AFL: When you came out with the song “Fuck New York” there were rumors that you had an altercation with Harley Flanagan. Any truth to the matter?
Jack: No. I hadn’t talked to Harley in years. Harley and I – Harley’s alright, he gets it he gets that whole sort of back and forth New York – Boston thing. He’s one of the few people who never took it all that seriously. He takes some things too seriously, but he gets that kind of beef. It’s kind of good; it’s a rivalry we’ve always had between Boston and New York. I mean that is really all that song was really. People do take some things too seriously and got bent out of shape about it; I get it maybe I went a little bit too far. But that’s what Punk-Rock is – you cross the line occasionally. I like stirring the pot. Sometimes it gets me into trouble but, ok.

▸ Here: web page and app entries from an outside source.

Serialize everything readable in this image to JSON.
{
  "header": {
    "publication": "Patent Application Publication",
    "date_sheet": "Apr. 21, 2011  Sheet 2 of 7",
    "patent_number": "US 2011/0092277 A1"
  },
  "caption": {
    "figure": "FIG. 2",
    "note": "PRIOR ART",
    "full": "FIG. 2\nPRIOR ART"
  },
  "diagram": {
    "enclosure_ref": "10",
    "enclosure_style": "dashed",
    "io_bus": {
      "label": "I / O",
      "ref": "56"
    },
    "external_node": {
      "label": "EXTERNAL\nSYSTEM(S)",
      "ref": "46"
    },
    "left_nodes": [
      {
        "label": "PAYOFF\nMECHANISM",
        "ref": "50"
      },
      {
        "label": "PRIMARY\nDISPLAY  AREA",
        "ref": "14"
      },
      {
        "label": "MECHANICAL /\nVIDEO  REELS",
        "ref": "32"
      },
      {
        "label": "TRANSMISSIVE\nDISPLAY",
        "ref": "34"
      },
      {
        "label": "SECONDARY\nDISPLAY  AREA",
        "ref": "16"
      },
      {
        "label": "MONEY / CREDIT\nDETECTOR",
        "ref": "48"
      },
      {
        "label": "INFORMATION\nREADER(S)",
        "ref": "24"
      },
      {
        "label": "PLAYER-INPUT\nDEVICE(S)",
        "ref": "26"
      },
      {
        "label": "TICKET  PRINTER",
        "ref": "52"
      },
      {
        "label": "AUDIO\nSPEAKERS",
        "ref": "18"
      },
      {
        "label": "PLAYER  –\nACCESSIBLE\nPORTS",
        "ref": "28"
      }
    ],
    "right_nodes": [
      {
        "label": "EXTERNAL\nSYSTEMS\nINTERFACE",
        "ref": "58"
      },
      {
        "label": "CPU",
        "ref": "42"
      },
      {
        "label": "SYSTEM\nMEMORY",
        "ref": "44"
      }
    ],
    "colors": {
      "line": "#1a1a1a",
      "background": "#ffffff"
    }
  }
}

AFL: The German hardcore band WOLF DOWN recently underwent an outing, which led to the band calling it quits. Some band members were accused of rape and sexual assault. Do you see a sexism problem within the punk and hardcore scene?
Jack: Depends on the person and depends on the band – if you’re sexist of course. There may be scenes or places in general, it happens. I grew up around women and I never would. I have two daughters and I hope, I never let that kind of stuff happen ever! Sure you know everyone jokes here and there. If you can’t take a joke then, sorry. There is no room for sexual assault or anything like that. As far as welcoming women into the scene, absolutely, join bands and get things going. One of the best bands now in Boston is with girls. It is called FIREWALKTER, a good band, a great band! Sure there is sexism. Its people, people ruin everything. There is racism, and all kinds of ism’s because people are people. Everyone wants to be or say we are different or we are united, you should be punk-rock. No, it’s just like any other group with different people. Even within subcultures, you have the same kind of people. You could be punk rock, and still be a dick head, just as much as a bro or a sports dude. In my experience it doesn’t matter what subculture you belong to. When people are involved, they are going to fuck it up, every time.
AFL: What things from the past would you like to have back in the scene today?
Jack: The bands (gently laughs).
AFL: Which bands and why?
Jack: MINOR THREAT and a lot of the earlier bands, GOVERNMENT ISSUE. JERRY’S KIDS and FU’S still play, so I would say bring some of them back, sure.
AFL: Where can fans best follow the band?
Jack: We have a website, but I would say Facebook. Everything is Facebook these days.
AFL: Thanks for the interview. Is there anything you would like to add?
Jack: No – wait, come see us and enjoy the show.